PW1: Lead Carbonate: This is my second most used white. In fact most of the time my general mixing white is a combo of PW6, PW1 and sometimes some PW3 as well. When mixed with Titanium white this pigment will warm the titanium up ever so slightly, speed the drying a bit and add some strength to the paint film.
PW3: Lead Sulfate: This is a newer addition. I get this from Blue Ridge who mixes it with some titanium white and calls it Flemish White and quite like it. It is a much faster drier than Lead Carbonate so it is good for those situations when you need a quick drier. I’m not a huge fan of the consistency of the paint as it is so I’ll usually mix it with PW1 and PW6 for general use.
Am I worried about the health implications of using lead paints? Nope. Lead containing oil paint is only dangerous if you do the following: 1) eat it, and 2) inhale the pigment either in unbound dry powder form or the dust from sanding dried lead white paint. I don’t eat or smoke in my studio (don’t smoke at all actually) and I wash my hands fastidiously after painting. I also don’t sand down paintings, or make my own paints but for those who do this is a valid concern. I totally get why lead white is banned in house paints and I agree with that restriction. House paint is usually left on walls for long periods of time and will eventually flake off and be crumbled into dust or small particles that children can ingest. Oil paint for artistic purposes is a different matter altogether however and if used responsibly and kept out of reach of children can be totally safe.

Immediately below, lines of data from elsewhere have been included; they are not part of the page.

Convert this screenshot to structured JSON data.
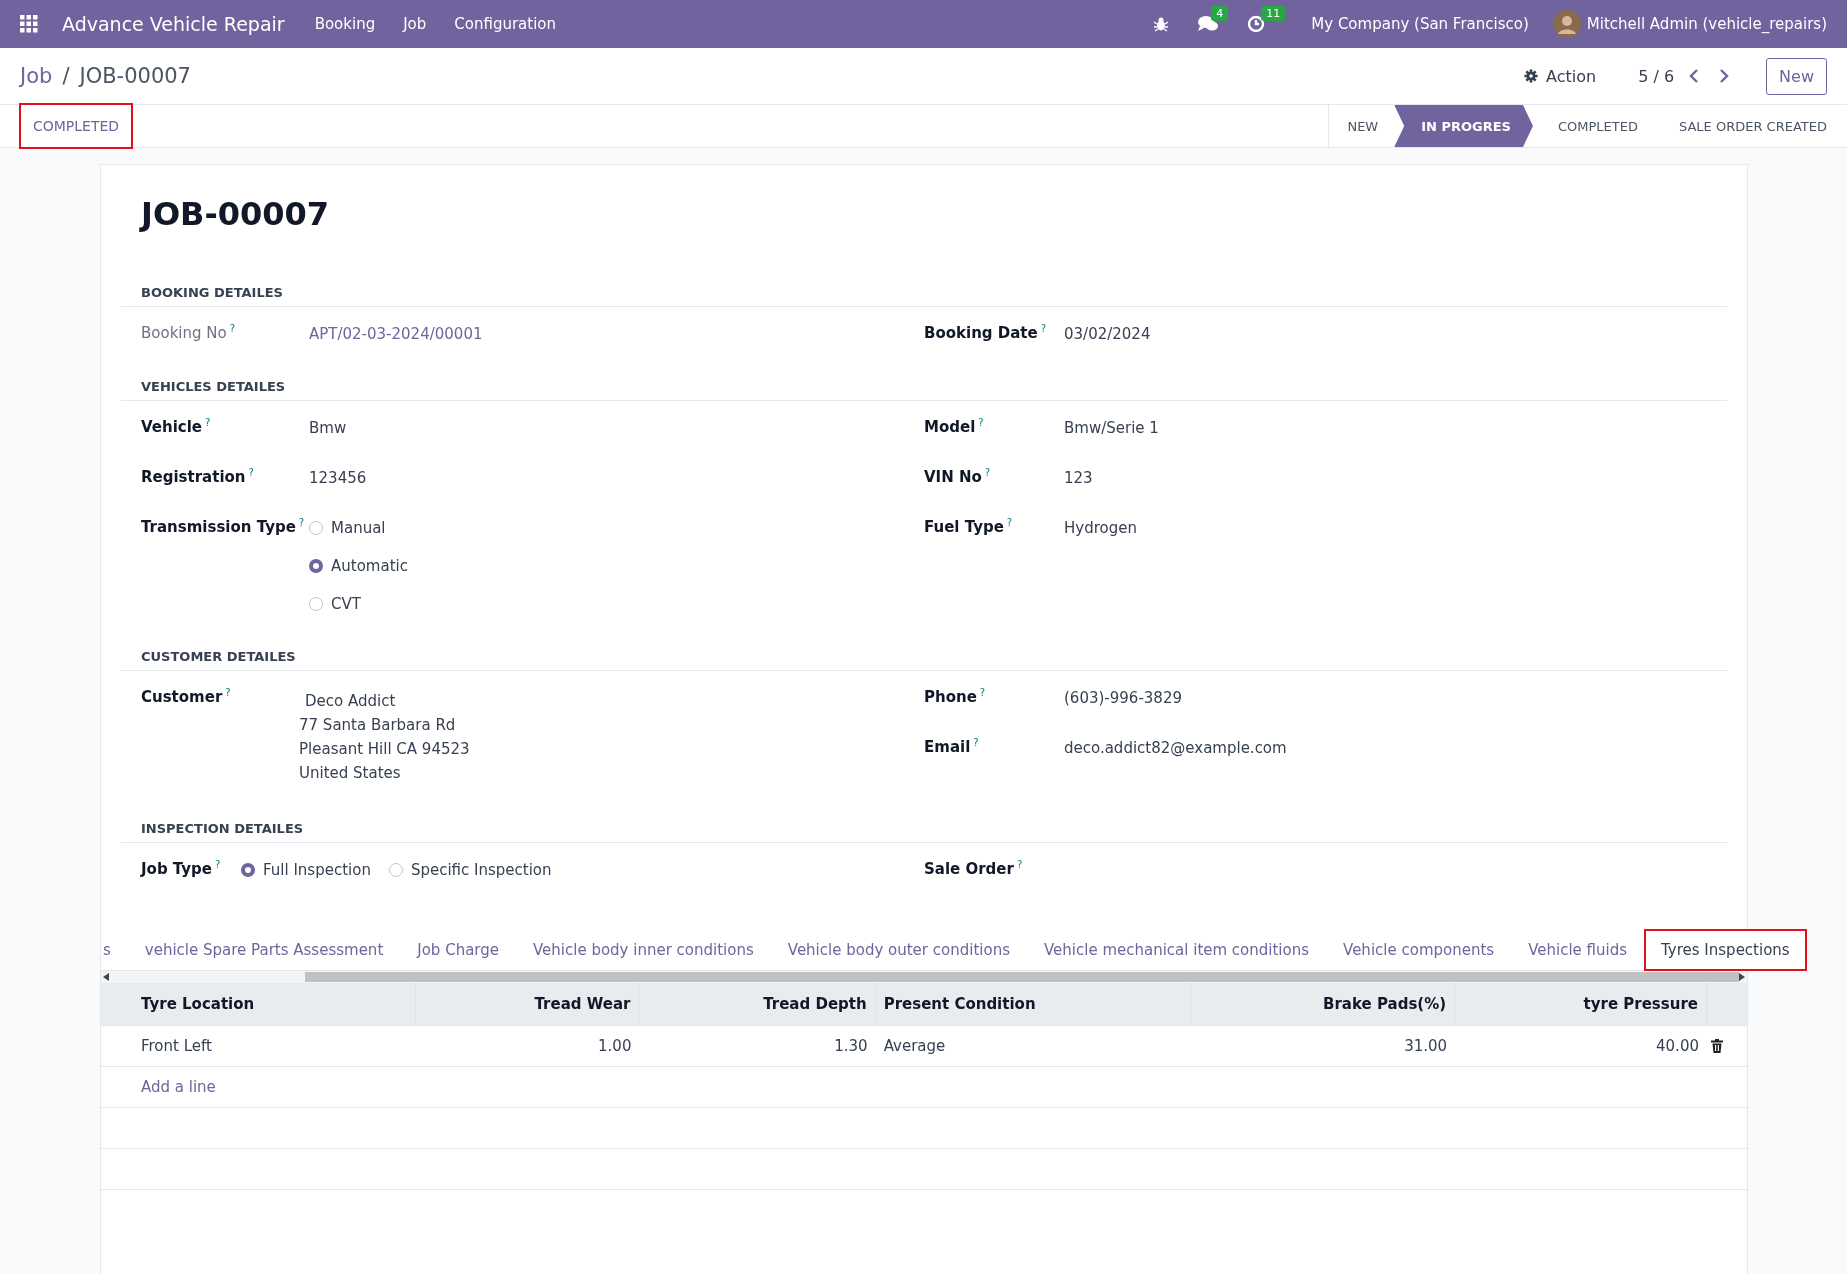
{
  "navbar": {
    "app_name": "Advance Vehicle Repair",
    "menus": [
      "Booking",
      "Job",
      "Configuration"
    ],
    "messages_badge": "4",
    "activities_badge": "11",
    "company": "My Company (San Francisco)",
    "user": "Mitchell Admin (vehicle_repairs)"
  },
  "breadcrumb": {
    "parent": "Job",
    "separator": "/",
    "current": "JOB-00007"
  },
  "action": "Action",
  "pager": "5 / 6",
  "new_button": "New",
  "status_button": {
    "label": "COMPLETED",
    "highlighted": true
  },
  "stages": [
    {
      "label": "NEW",
      "selected": false
    },
    {
      "label": "IN PROGRES",
      "selected": true
    },
    {
      "label": "COMPLETED",
      "selected": false
    },
    {
      "label": "SALE ORDER CREATED",
      "selected": false
    }
  ],
  "title": "JOB-00007",
  "sections": [
    {
      "title": "BOOKING DETAILES",
      "left": [
        {
          "label": "Booking No",
          "help": "?",
          "kind": "link",
          "value": "APT/02-03-2024/00001",
          "muted": true
        }
      ],
      "right": [
        {
          "label": "Booking Date",
          "help": "?",
          "kind": "text",
          "value": "03/02/2024"
        }
      ]
    },
    {
      "title": "VEHICLES DETAILES",
      "left": [
        {
          "label": "Vehicle",
          "help": "?",
          "kind": "text",
          "value": "Bmw"
        },
        {
          "label": "Registration",
          "help": "?",
          "kind": "text",
          "value": "123456"
        },
        {
          "label": "Transmission Type",
          "help": "?",
          "kind": "radio",
          "options": [
            {
              "label": "Manual",
              "selected": false
            },
            {
              "label": "Automatic",
              "selected": true
            },
            {
              "label": "CVT",
              "selected": false
            }
          ]
        }
      ],
      "right": [
        {
          "label": "Model",
          "help": "?",
          "kind": "text",
          "value": "Bmw/Serie 1"
        },
        {
          "label": "VIN No",
          "help": "?",
          "kind": "text",
          "value": "123"
        },
        {
          "label": "Fuel Type",
          "help": "?",
          "kind": "text",
          "value": "Hydrogen"
        }
      ]
    },
    {
      "title": "CUSTOMER DETAILES",
      "left": [
        {
          "label": "Customer",
          "help": "?",
          "kind": "address",
          "lines": [
            "Deco Addict",
            "77 Santa Barbara Rd",
            "Pleasant Hill CA 94523",
            "United States"
          ]
        }
      ],
      "right": [
        {
          "label": "Phone",
          "help": "?",
          "kind": "text",
          "value": "(603)-996-3829"
        },
        {
          "label": "Email",
          "help": "?",
          "kind": "text",
          "value": "deco.addict82@example.com"
        }
      ]
    },
    {
      "title": "INSPECTION DETAILES",
      "left": [
        {
          "label": "Job Type",
          "help": "?",
          "kind": "inline-radio",
          "options": [
            {
              "label": "Full Inspection",
              "selected": true
            },
            {
              "label": "Specific Inspection",
              "selected": false
            }
          ]
        }
      ],
      "right": [
        {
          "label": "Sale Order",
          "help": "?",
          "kind": "empty"
        }
      ]
    }
  ],
  "tabs": [
    {
      "label": "s",
      "selected": false,
      "highlighted": false
    },
    {
      "label": "vehicle Spare Parts Assessment",
      "selected": false,
      "highlighted": false
    },
    {
      "label": "Job Charge",
      "selected": false,
      "highlighted": false
    },
    {
      "label": "Vehicle body inner conditions",
      "selected": false,
      "highlighted": false
    },
    {
      "label": "Vehicle body outer conditions",
      "selected": false,
      "highlighted": false
    },
    {
      "label": "Vehicle mechanical item conditions",
      "selected": false,
      "highlighted": false
    },
    {
      "label": "Vehicle components",
      "selected": false,
      "highlighted": false
    },
    {
      "label": "Vehicle fluids",
      "selected": false,
      "highlighted": false
    },
    {
      "label": "Tyres Inspections",
      "selected": true,
      "highlighted": true
    }
  ],
  "table": {
    "columns": [
      {
        "label": "Tyre Location",
        "kind": "text"
      },
      {
        "label": "Tread Wear",
        "kind": "number"
      },
      {
        "label": "Tread Depth",
        "kind": "number"
      },
      {
        "label": "Present Condition",
        "kind": "text"
      },
      {
        "label": "Brake Pads(%)",
        "kind": "number"
      },
      {
        "label": "tyre Pressure",
        "kind": "number"
      }
    ],
    "rows": [
      {
        "cells": [
          "Front Left",
          "1.00",
          "1.30",
          "Average",
          "31.00",
          "40.00"
        ],
        "deletable": true
      }
    ],
    "add_line": "Add a line"
  }
}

Here are a couple examples of my paintings and the more limited palettes I chose from my full roster for each one:
“Love you to Death” Oil on Polyester Canvas, 24 x 30 inches.
Pigments used: Lead White (carbonate and sulfate), Titanium White, Ivory Black, Pyrrol Orange, Cad Red Light, Cad Red Deep, Quinacridone Magenta, Cobalt Blue.
“Leaving Home” Oil on Panel, 24 x 24 inches
Pigments Used: Lead Carbonate White, Titanium White, Ivory Black, Naples Yellow Dark, Burnt Umber, Quinacridone Magenta, Cobalt Violet, Cobalt Turquoise, Cobalt Blue, Chrome Oxide Green
“The Offering” Oil on Panel, 24 x 30 inches
Pigments Used: Lead Carbonate White, Titanium White, Ivory Black, Cad Yellow Medium, Mars Red, Quinacridone Magenta, Cobalt Violet, Cobalt Blue, Chrome Oxide Green
“The day you told me that you loved him” Oil on Panel, 24 x 30 inches
Pigments Used: Lead Carbonate White, Titanium White, Ivory Black, Naples Yellow Light, Cad Yellow Deep, Cad Red Light, Cobalt Blue, Chrome Oxide Green, Terre Verte, Burnt Umber
If you have ever been afraid to varnish your paintings because you worry about making a sticky mess you don’t need to worry anymore. Gamblin’s Gamvar varnish (now available pre-mixed) is as easy as it can get when it comes to applying varnish. The liquid itself is water clear and brushes on with the feel of water as well. There is very little odor, if any and no special brushes are needed. In fact in their application video they suggest a standard hog hair brush and I would agree that this works just fine. Being that this varnish is carried in odorless mineral spirits, which is much more mild than turpentine you can varnish fairly soon after your painting is complete. In fact I have safely varnished paintings after only 2 weeks (I work really thinly and most times use alkyd mediums to speed up drying of layers. Thicker work won’t be ready in that short of a time span.) Overall, in my opinion this is as good as it can get for varnish. You don’t have to worry about making a sticky mess at all and the look is a very nice gloss surface. If you find you don’t like it a little OMS will take it right off. I have not been paid by Gamblin to write this review nor given any products to test, I just simply really like this varnish.